The BBC have released an in-depth article on the front page of their massively popular news website today, charting the phenomenal growth in Cloud Computing uptake in the first half of 2010. What makes the article more interesting than the average Cloud review is that it is written by Tim Weber, the BBC Business correspondent. Because of this, the article focuses on the tangible benefits of the Cloud to competitiveness rather than extolling its theoretical virtues. The article is well punctuated with illustrations, including migration stories from Rentokil, Pall-Ex and Universal Music. After describing IT savings of 70% since migrating Rentokil's email servers online, CIO Bryan Kinsella says "We never went into this to get cost reduction. It was about unifying the business... to operate and collaborate on a global basis."
This quotation highlights one of the article's shortcomings. Mr Weber tends to focus on cost savings and compares Cloud Computing closely to traditional outsourcing, where IT is a non-differentiator to be sidelined.
In fact I think many Cloud users take a contrarian view. Cloud providers are giving them a lot more than cost reduction. Scalability, live updates, global accessibility and financial predictability to name but a few.
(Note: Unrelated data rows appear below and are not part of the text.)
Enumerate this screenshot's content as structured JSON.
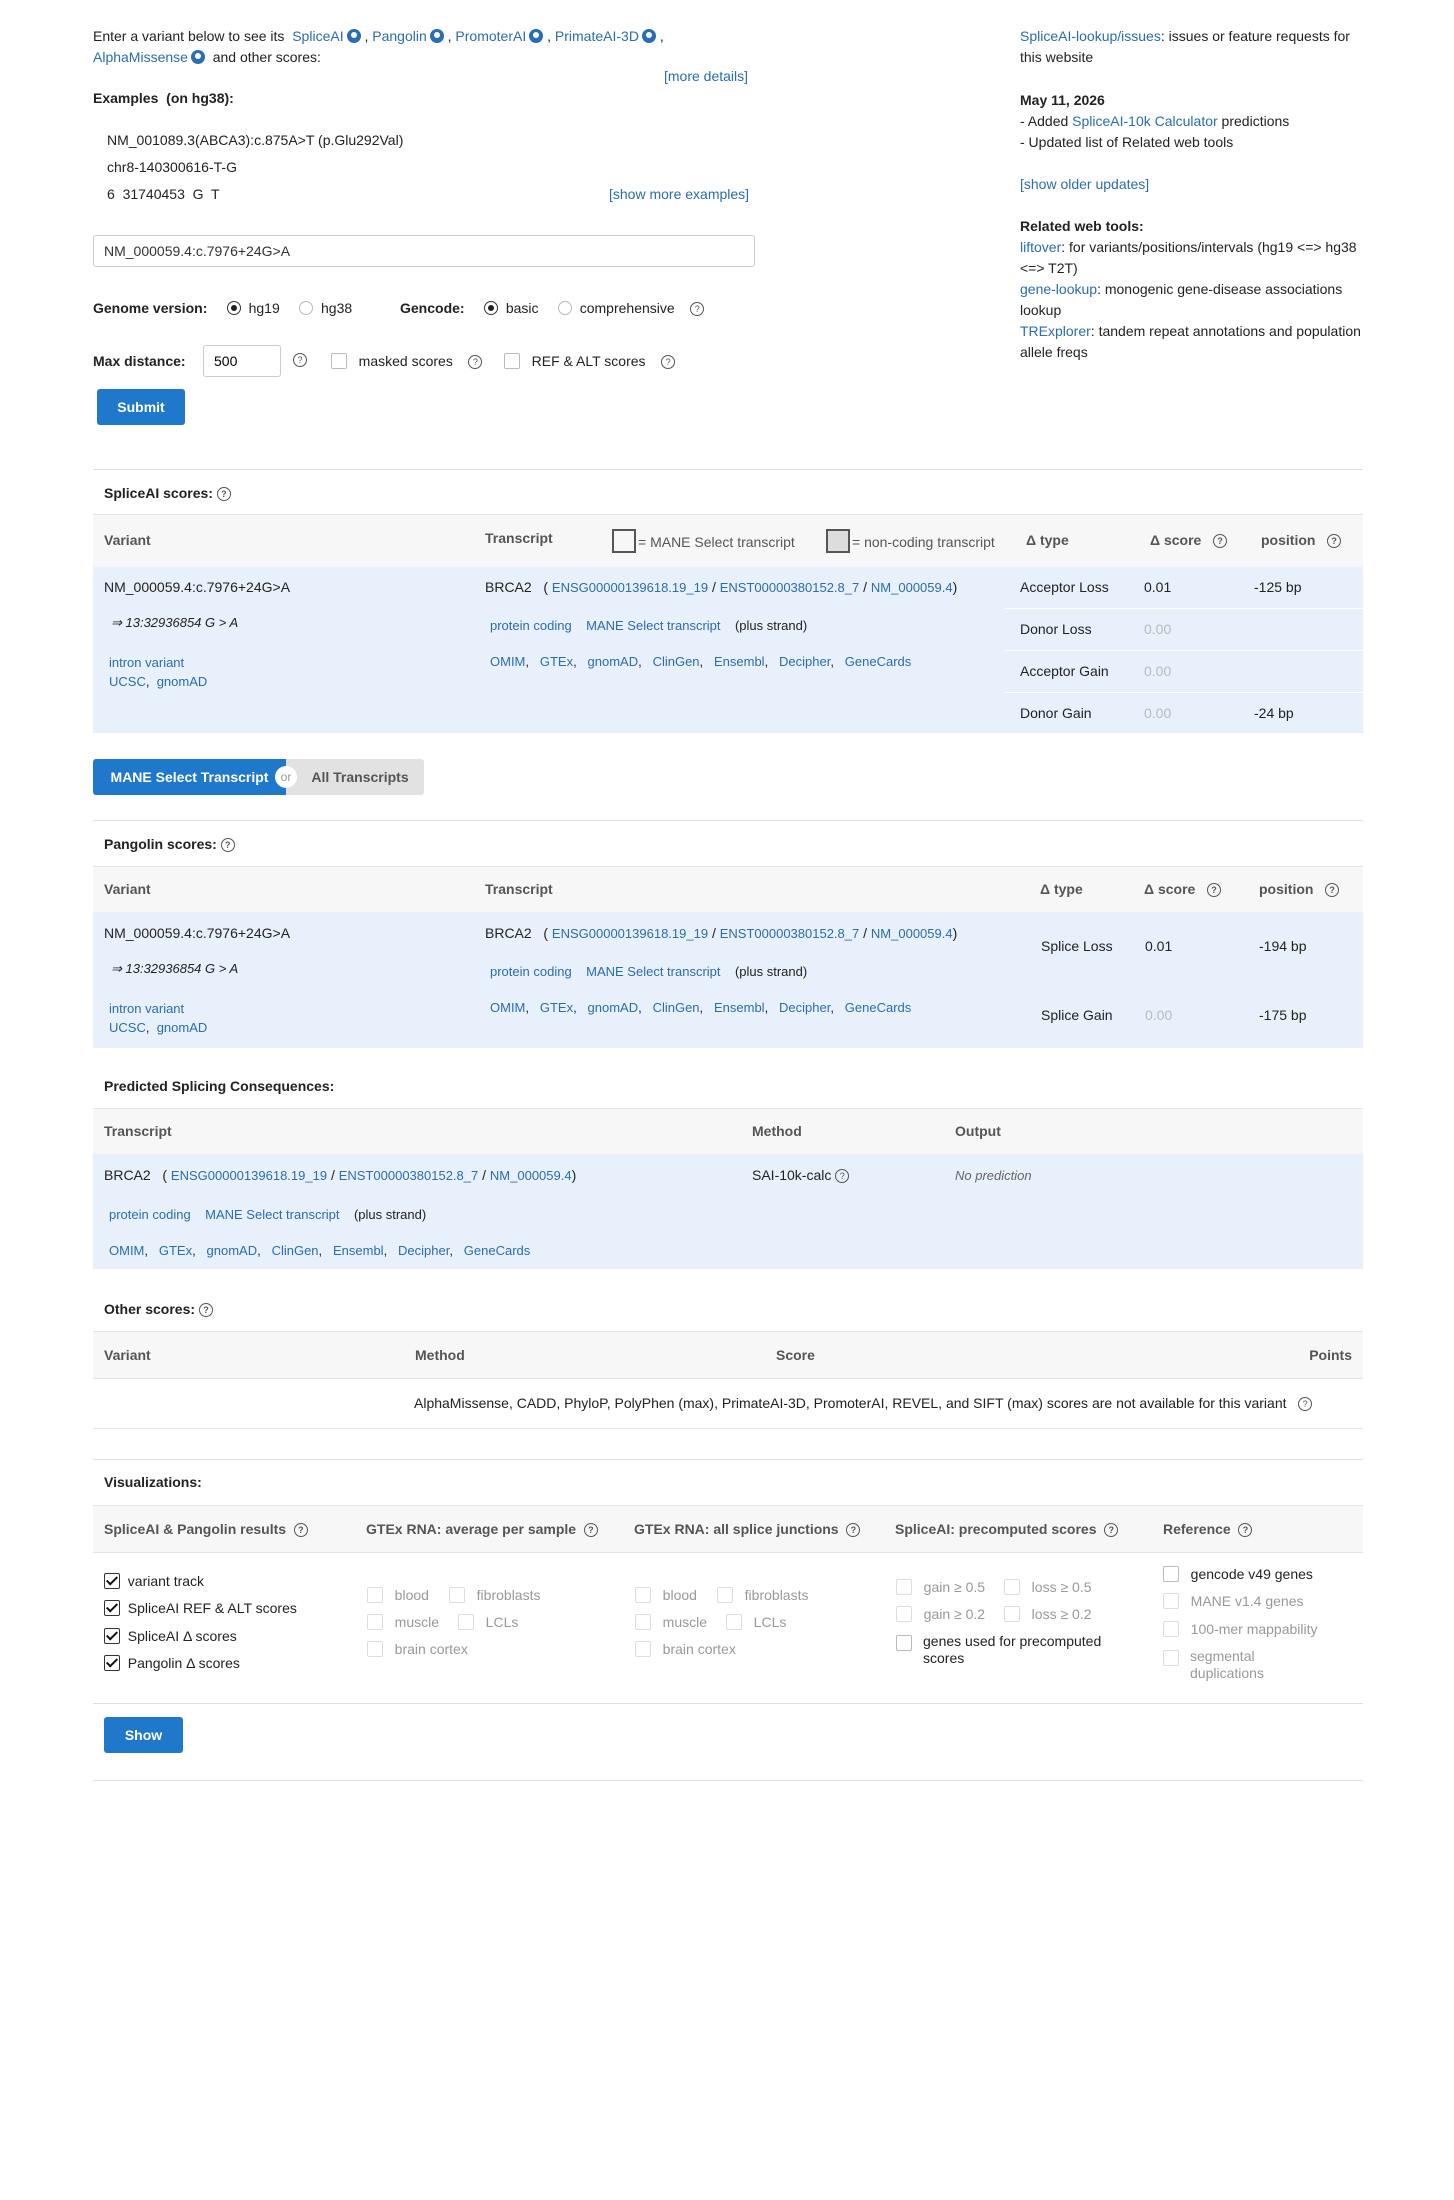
{
  "intro": {
    "text1": "Enter a variant below to see its",
    "tools": [
      "SpliceAI",
      "Pangolin",
      "PromoterAI",
      "PrimateAI-3D",
      "AlphaMissense"
    ],
    "text2": "and other scores:",
    "more_details": "[more details]"
  },
  "examples": {
    "title": "Examples",
    "genome": "(on hg38):",
    "items": [
      "NM_001089.3(ABCA3):c.875A>T (p.Glu292Val)",
      "chr8-140300616-T-G",
      "6  31740453  G  T"
    ],
    "show_more": "[show more examples]"
  },
  "search": {
    "value": "NM_000059.4:c.7976+24G>A"
  },
  "options": {
    "genome_label": "Genome version:",
    "genome_opts": [
      "hg19",
      "hg38"
    ],
    "gencode_label": "Gencode:",
    "gencode_opts": [
      "basic",
      "comprehensive"
    ],
    "maxdist_label": "Max distance:",
    "maxdist_value": "500",
    "masked": "masked scores",
    "refalt": "REF & ALT scores",
    "submit": "Submit"
  },
  "sidebar": {
    "issues_link": "SpliceAI-lookup/issues",
    "issues_text": ": issues or feature requests for this website",
    "date": "May 11, 2026",
    "update1_pre": "- Added ",
    "update1_link": "SpliceAI-10k Calculator",
    "update1_post": " predictions",
    "update2": "- Updated list of Related web tools",
    "older": "[show older updates]",
    "related_title": "Related web tools:",
    "tools": [
      {
        "name": "liftover",
        "desc": ": for variants/positions/intervals (hg19 <=> hg38 <=> T2T)"
      },
      {
        "name": "gene-lookup",
        "desc": ": monogenic gene-disease associations lookup"
      },
      {
        "name": "TRExplorer",
        "desc": ": tandem repeat annotations and population allele freqs"
      }
    ]
  },
  "spliceai": {
    "title": "SpliceAI scores:",
    "headers": {
      "variant": "Variant",
      "transcript": "Transcript",
      "mane_legend": "= MANE Select transcript",
      "nc_legend": "= non-coding transcript",
      "dtype": "Δ type",
      "dscore": "Δ score",
      "position": "position"
    },
    "variant": "NM_000059.4:c.7976+24G>A",
    "coord": "⇒ 13:32936854 G > A",
    "consequence": "intron variant",
    "ucsc": "UCSC",
    "gnomad": "gnomAD",
    "gene": "BRCA2",
    "ensg": "ENSG00000139618.19_19",
    "enst": "ENST00000380152.8_7",
    "nm": "NM_000059.4",
    "biotype": "protein coding",
    "mane": "MANE Select transcript",
    "strand": "(plus strand)",
    "links": [
      "OMIM",
      "GTEx",
      "gnomAD",
      "ClinGen",
      "Ensembl",
      "Decipher",
      "GeneCards"
    ],
    "rows": [
      {
        "type": "Acceptor Loss",
        "score": "0.01",
        "pos": "-125 bp"
      },
      {
        "type": "Donor Loss",
        "score": "0.00",
        "pos": ""
      },
      {
        "type": "Acceptor Gain",
        "score": "0.00",
        "pos": ""
      },
      {
        "type": "Donor Gain",
        "score": "0.00",
        "pos": "-24 bp"
      }
    ]
  },
  "toggle": {
    "left": "MANE Select Transcript",
    "or": "or",
    "right": "All Transcripts"
  },
  "pangolin": {
    "title": "Pangolin scores:",
    "rows": [
      {
        "type": "Splice Loss",
        "score": "0.01",
        "pos": "-194 bp"
      },
      {
        "type": "Splice Gain",
        "score": "0.00",
        "pos": "-175 bp"
      }
    ]
  },
  "consequences": {
    "title": "Predicted Splicing Consequences:",
    "h_transcript": "Transcript",
    "h_method": "Method",
    "h_output": "Output",
    "method": "SAI-10k-calc",
    "output": "No prediction"
  },
  "other": {
    "title": "Other scores:",
    "h_variant": "Variant",
    "h_method": "Method",
    "h_score": "Score",
    "h_points": "Points",
    "message": "AlphaMissense,  CADD,  PhyloP,  PolyPhen (max),  PrimateAI-3D,  PromoterAI,  REVEL,  and SIFT (max) scores are not available for this variant"
  },
  "viz": {
    "title": "Visualizations:",
    "col1": "SpliceAI & Pangolin results",
    "col2": "GTEx RNA: average per sample",
    "col3": "GTEx RNA: all splice junctions",
    "col4": "SpliceAI: precomputed scores",
    "col5": "Reference",
    "c1": [
      "variant track",
      "SpliceAI REF & ALT scores",
      "SpliceAI Δ  scores",
      "Pangolin Δ  scores"
    ],
    "tissues": [
      "blood",
      "fibroblasts",
      "muscle",
      "LCLs",
      "brain cortex"
    ],
    "pre": [
      "gain ≥ 0.5",
      "loss ≥ 0.5",
      "gain ≥ 0.2",
      "loss ≥ 0.2",
      "genes used for precomputed scores"
    ],
    "ref": [
      "gencode v49 genes",
      "MANE v1.4 genes",
      "100-mer mappability",
      "segmental duplications"
    ],
    "show": "Show"
  }
}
Switching to a Cloud Computing framework makes sense even if it offers no cost savings whatsoever.
To be fair to Mr Weber, he does include some of these in his 5 main advantages of Cloud Computing, although I believe he somewhat undervalues their importance.